What the task requires: Reproduce each line of the entries that carries "source".

Items from a dataset:
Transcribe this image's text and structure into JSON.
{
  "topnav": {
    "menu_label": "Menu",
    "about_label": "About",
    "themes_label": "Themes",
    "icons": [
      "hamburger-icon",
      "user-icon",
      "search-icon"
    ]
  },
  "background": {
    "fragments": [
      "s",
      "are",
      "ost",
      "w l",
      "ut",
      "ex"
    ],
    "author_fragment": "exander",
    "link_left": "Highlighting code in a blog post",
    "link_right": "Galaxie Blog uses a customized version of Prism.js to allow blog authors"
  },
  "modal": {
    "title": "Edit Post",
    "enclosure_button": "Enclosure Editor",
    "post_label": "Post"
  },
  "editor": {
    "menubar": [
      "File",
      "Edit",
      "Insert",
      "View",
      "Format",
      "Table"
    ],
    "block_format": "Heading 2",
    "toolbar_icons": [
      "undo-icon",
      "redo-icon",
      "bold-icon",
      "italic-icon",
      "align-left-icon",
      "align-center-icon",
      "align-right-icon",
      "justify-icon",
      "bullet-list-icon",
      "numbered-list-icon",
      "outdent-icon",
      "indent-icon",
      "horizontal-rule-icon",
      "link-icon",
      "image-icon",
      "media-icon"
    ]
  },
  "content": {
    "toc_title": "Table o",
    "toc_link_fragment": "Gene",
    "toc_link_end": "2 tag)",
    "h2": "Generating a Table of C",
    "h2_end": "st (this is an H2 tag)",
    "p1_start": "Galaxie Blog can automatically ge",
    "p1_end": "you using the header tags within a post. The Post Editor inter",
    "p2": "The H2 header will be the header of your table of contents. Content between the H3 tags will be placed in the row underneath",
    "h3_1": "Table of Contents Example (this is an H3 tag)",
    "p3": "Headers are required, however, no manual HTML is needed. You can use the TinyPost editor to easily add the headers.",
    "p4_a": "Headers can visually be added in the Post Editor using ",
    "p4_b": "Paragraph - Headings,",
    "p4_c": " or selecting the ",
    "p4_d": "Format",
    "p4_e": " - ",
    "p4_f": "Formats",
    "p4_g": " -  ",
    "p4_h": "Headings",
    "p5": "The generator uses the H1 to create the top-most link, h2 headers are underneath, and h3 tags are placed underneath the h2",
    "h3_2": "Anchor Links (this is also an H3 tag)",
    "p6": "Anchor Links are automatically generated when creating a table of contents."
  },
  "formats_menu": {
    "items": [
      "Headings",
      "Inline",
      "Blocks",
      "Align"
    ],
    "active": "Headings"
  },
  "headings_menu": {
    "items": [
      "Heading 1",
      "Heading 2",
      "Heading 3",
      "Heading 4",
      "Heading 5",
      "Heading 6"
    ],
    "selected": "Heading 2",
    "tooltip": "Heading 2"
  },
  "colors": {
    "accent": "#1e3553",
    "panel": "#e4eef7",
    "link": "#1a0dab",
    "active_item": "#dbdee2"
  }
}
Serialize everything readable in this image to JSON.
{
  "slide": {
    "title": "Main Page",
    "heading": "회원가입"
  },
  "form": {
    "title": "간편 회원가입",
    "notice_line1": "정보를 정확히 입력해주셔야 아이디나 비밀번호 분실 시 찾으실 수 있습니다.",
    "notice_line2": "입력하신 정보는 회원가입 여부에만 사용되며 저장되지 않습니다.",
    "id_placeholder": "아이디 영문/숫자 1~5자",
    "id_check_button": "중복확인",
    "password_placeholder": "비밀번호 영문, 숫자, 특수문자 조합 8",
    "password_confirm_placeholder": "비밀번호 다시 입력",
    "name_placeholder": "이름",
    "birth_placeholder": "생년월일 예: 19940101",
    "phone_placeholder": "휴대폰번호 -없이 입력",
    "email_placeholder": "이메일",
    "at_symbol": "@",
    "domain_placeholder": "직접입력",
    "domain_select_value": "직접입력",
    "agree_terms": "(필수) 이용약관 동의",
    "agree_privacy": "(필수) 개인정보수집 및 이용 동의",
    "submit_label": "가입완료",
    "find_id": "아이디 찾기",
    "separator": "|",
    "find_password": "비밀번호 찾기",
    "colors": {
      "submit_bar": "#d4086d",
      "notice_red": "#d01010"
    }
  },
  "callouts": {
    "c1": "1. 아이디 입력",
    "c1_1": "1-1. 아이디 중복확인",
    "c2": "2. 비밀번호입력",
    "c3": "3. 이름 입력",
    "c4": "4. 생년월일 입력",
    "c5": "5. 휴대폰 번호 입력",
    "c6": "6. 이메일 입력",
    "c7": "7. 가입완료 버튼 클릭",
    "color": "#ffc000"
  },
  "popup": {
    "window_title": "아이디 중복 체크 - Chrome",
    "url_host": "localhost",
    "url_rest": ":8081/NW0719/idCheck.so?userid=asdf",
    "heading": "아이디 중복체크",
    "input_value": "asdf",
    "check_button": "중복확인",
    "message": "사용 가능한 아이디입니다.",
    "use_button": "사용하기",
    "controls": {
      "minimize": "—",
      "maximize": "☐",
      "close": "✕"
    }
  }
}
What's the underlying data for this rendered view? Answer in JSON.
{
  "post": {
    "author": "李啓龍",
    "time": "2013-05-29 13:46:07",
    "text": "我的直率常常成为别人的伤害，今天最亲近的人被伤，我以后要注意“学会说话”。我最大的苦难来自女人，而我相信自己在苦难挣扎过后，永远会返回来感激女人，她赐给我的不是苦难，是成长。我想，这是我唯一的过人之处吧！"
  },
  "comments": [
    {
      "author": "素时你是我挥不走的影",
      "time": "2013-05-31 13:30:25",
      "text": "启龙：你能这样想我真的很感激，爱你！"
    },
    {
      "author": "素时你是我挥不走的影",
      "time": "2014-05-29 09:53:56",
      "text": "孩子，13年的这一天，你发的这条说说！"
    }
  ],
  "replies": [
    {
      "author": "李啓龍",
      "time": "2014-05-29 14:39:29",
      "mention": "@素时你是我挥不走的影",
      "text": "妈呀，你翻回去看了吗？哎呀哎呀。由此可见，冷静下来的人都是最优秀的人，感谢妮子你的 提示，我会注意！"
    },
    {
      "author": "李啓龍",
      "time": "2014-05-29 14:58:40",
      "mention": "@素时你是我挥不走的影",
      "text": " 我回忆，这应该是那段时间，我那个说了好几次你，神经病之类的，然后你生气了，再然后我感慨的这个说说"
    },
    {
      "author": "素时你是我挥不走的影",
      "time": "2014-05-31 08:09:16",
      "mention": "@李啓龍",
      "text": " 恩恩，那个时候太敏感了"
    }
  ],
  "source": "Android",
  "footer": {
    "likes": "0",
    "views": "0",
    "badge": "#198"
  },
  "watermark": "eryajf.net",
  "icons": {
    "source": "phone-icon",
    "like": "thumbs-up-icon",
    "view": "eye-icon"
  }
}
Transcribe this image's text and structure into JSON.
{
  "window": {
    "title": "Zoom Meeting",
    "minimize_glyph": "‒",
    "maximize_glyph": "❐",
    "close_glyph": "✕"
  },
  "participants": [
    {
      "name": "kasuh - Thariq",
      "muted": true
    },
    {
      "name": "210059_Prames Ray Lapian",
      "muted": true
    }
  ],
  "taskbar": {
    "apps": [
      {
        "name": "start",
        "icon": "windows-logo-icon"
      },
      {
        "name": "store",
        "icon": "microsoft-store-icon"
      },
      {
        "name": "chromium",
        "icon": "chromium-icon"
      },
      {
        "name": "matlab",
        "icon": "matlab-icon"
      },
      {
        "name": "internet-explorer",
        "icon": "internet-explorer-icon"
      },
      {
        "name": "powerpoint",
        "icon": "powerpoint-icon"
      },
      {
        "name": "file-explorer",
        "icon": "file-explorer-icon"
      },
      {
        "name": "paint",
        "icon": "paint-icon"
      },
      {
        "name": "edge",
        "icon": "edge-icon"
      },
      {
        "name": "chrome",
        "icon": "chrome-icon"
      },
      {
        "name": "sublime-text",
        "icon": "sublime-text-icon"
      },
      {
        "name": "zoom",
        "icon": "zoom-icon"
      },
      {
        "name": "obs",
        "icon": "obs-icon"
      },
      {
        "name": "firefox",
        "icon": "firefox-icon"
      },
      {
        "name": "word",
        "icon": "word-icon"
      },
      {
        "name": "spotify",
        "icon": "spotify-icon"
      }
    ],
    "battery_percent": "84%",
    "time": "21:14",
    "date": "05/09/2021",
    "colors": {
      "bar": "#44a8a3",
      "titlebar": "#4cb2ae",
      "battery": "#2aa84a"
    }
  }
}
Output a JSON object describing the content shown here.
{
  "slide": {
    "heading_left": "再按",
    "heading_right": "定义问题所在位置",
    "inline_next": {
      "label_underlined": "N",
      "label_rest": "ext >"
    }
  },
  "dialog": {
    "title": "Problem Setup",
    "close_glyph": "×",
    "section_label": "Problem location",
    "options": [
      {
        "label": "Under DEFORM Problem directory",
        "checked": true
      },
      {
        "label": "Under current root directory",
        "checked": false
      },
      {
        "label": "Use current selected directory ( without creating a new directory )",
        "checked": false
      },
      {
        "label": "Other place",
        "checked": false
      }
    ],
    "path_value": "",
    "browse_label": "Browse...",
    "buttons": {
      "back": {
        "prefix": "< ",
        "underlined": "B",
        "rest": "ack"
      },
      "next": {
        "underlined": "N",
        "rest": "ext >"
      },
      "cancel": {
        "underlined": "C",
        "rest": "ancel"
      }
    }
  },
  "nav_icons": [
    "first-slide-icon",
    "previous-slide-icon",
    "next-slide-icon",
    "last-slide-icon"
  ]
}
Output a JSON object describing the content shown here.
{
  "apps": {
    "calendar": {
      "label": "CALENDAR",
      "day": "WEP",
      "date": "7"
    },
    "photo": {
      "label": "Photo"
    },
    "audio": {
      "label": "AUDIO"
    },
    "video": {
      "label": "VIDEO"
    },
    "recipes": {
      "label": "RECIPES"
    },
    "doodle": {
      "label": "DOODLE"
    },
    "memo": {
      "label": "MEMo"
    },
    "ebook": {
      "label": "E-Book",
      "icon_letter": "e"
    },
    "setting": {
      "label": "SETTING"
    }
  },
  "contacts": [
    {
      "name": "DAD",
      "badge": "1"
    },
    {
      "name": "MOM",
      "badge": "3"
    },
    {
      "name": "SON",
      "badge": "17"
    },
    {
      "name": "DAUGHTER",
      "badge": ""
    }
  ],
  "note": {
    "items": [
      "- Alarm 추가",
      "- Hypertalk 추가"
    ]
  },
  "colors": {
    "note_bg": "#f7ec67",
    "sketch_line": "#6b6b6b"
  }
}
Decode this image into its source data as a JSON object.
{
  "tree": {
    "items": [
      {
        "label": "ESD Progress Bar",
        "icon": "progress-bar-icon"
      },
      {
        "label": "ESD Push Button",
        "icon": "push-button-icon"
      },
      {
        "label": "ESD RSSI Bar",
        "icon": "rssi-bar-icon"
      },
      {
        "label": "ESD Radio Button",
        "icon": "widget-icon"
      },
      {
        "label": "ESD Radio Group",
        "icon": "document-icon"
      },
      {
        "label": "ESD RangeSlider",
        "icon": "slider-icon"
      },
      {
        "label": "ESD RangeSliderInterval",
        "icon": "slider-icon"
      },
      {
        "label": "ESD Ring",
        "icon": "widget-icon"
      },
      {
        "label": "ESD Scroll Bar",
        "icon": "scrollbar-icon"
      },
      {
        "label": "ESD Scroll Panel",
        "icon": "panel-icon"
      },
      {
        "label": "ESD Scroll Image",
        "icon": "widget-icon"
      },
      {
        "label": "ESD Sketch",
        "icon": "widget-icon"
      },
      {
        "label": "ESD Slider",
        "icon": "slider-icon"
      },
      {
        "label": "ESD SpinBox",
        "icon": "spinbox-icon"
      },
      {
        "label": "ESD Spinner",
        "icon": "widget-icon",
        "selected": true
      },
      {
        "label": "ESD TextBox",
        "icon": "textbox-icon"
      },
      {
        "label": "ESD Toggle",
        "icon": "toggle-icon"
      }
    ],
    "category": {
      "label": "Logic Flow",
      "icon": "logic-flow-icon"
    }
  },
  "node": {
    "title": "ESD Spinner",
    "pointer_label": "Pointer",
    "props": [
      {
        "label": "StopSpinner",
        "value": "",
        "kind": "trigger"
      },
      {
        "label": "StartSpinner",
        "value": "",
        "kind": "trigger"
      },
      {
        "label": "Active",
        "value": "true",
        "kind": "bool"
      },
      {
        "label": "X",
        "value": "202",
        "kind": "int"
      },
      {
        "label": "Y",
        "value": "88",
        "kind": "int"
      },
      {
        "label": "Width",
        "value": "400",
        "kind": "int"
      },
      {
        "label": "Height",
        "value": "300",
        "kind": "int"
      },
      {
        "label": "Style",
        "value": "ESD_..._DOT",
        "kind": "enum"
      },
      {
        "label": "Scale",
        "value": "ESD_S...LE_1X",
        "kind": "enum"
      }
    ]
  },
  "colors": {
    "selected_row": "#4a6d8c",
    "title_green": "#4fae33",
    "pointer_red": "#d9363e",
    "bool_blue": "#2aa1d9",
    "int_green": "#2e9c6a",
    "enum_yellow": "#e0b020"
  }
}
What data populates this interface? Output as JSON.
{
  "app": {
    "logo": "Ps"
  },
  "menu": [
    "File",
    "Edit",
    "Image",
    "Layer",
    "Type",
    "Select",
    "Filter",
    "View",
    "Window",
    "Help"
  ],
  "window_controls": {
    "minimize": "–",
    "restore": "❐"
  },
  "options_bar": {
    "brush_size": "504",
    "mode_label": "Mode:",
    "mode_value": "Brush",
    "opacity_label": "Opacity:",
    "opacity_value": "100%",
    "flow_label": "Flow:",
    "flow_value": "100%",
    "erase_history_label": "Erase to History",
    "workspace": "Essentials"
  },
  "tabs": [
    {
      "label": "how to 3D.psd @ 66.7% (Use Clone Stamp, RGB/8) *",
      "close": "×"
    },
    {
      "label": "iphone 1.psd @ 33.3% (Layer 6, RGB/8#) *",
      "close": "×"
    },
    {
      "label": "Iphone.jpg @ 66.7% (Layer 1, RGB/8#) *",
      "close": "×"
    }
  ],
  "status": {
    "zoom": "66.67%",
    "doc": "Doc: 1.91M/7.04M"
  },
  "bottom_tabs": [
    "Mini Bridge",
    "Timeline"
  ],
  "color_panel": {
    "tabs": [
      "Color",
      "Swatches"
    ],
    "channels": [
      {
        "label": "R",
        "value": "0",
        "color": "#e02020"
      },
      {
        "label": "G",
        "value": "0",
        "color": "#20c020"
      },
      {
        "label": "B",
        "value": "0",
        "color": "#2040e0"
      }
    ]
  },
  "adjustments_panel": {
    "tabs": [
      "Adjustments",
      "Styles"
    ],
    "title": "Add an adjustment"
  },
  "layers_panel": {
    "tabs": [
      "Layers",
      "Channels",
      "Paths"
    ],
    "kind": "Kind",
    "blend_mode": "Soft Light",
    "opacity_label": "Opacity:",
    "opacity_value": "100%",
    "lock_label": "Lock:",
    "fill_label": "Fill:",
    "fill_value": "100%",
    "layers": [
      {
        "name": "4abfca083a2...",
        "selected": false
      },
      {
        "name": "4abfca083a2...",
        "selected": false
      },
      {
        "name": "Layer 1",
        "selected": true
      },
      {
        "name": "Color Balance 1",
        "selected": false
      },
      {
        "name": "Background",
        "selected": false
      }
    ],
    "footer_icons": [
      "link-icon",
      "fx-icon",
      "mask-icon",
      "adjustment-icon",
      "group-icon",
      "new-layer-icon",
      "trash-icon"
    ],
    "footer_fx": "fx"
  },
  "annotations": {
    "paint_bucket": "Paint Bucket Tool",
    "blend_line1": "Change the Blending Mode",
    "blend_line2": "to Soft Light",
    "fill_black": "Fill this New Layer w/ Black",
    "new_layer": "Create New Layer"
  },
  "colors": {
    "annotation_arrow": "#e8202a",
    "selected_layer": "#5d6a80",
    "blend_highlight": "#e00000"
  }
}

Answer space:
  "source": "Android",
    "source": "phone-icon",
Decode this image into its source data as a JSON object.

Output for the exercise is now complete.